** Data shown follows **

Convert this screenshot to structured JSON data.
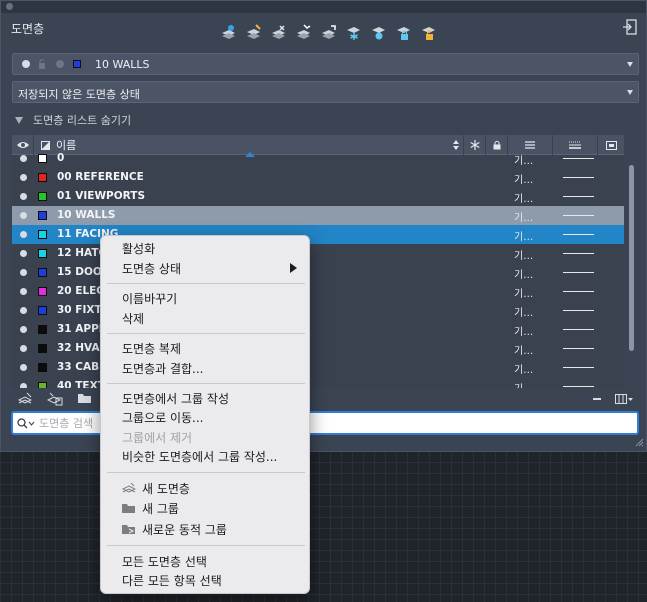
{
  "palette": {
    "title": "도면층"
  },
  "toolbar_top": {
    "icons": [
      "new-layer-icon",
      "new-layer-vp-frozen-icon",
      "delete-layer-icon",
      "set-current-icon",
      "layer-walk-icon",
      "freeze-icon",
      "layer-off-icon",
      "lock-icon",
      "unlock-icon"
    ]
  },
  "current_layer": {
    "name": "10 WALLS",
    "color": "#1c3fd9"
  },
  "layer_state": {
    "value": "저장되지 않은 도면층 상태"
  },
  "list_toggle": {
    "label": "도면층 리스트 숨기기"
  },
  "table": {
    "name_header": "이름",
    "rows": [
      {
        "name": "0",
        "color": "#ffffff",
        "linetype": "기…",
        "state": "normal"
      },
      {
        "name": "00 REFERENCE",
        "color": "#e0261f",
        "linetype": "기…",
        "state": "normal"
      },
      {
        "name": "01 VIEWPORTS",
        "color": "#22c52a",
        "linetype": "기…",
        "state": "normal"
      },
      {
        "name": "10 WALLS",
        "color": "#1c3fd9",
        "linetype": "기…",
        "state": "selected-gray"
      },
      {
        "name": "11 FACING",
        "color": "#17d4e4",
        "linetype": "기…",
        "state": "selected-blue"
      },
      {
        "name": "12 HATC",
        "color": "#17d4e4",
        "linetype": "기…",
        "state": "normal"
      },
      {
        "name": "15 DOOF",
        "color": "#1c3fd9",
        "linetype": "기…",
        "state": "normal"
      },
      {
        "name": "20 ELECT",
        "color": "#e22ed8",
        "linetype": "기…",
        "state": "normal"
      },
      {
        "name": "30 FIXTU",
        "color": "#1c3fd9",
        "linetype": "기…",
        "state": "normal"
      },
      {
        "name": "31 APPLI",
        "color": "#0c0c0c",
        "linetype": "기…",
        "state": "normal"
      },
      {
        "name": "32 HVAC",
        "color": "#0c0c0c",
        "linetype": "기…",
        "state": "normal"
      },
      {
        "name": "33 CABIN",
        "color": "#0c0c0c",
        "linetype": "기…",
        "state": "normal"
      },
      {
        "name": "40 TEXT",
        "color": "#6bb22a",
        "linetype": "기…",
        "state": "normal"
      }
    ]
  },
  "search": {
    "placeholder": "도면층 검색"
  },
  "context_menu": {
    "items": [
      {
        "label": "활성화"
      },
      {
        "label": "도면층 상태",
        "has_submenu": true
      },
      {
        "label": "이름바꾸기"
      },
      {
        "label": "삭제"
      },
      {
        "label": "도면층 복제"
      },
      {
        "label": "도면층과 결합..."
      },
      {
        "label": "도면층에서 그룹 작성"
      },
      {
        "label": "그룹으로 이동..."
      },
      {
        "label": "그룹에서 제거",
        "disabled": true
      },
      {
        "label": "비슷한 도면층에서 그룹 작성..."
      },
      {
        "label": "새 도면층",
        "icon": "new-layer-icon"
      },
      {
        "label": "새 그룹",
        "icon": "folder-icon"
      },
      {
        "label": "새로운 동적 그룹",
        "icon": "dynamic-group-folder-icon"
      },
      {
        "label": "모든 도면층 선택"
      },
      {
        "label": "다른 모든 항목 선택"
      }
    ]
  },
  "colors": {
    "palette_bg": "#3b4453",
    "selected_blue": "#2285c7",
    "selected_gray": "#8e9bab",
    "menu_bg": "#ebebed"
  }
}
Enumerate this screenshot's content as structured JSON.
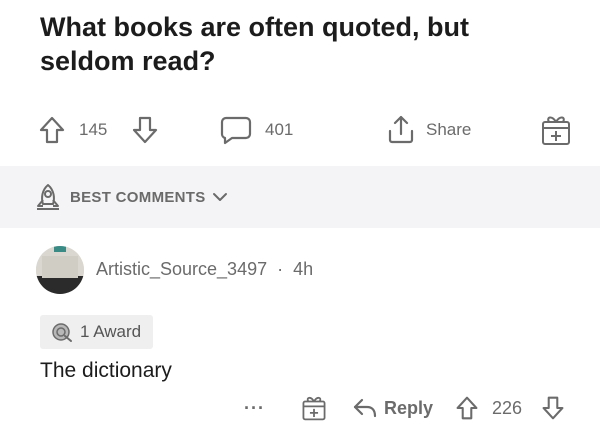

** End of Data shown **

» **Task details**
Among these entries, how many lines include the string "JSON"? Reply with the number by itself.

» **Exercise solution**
2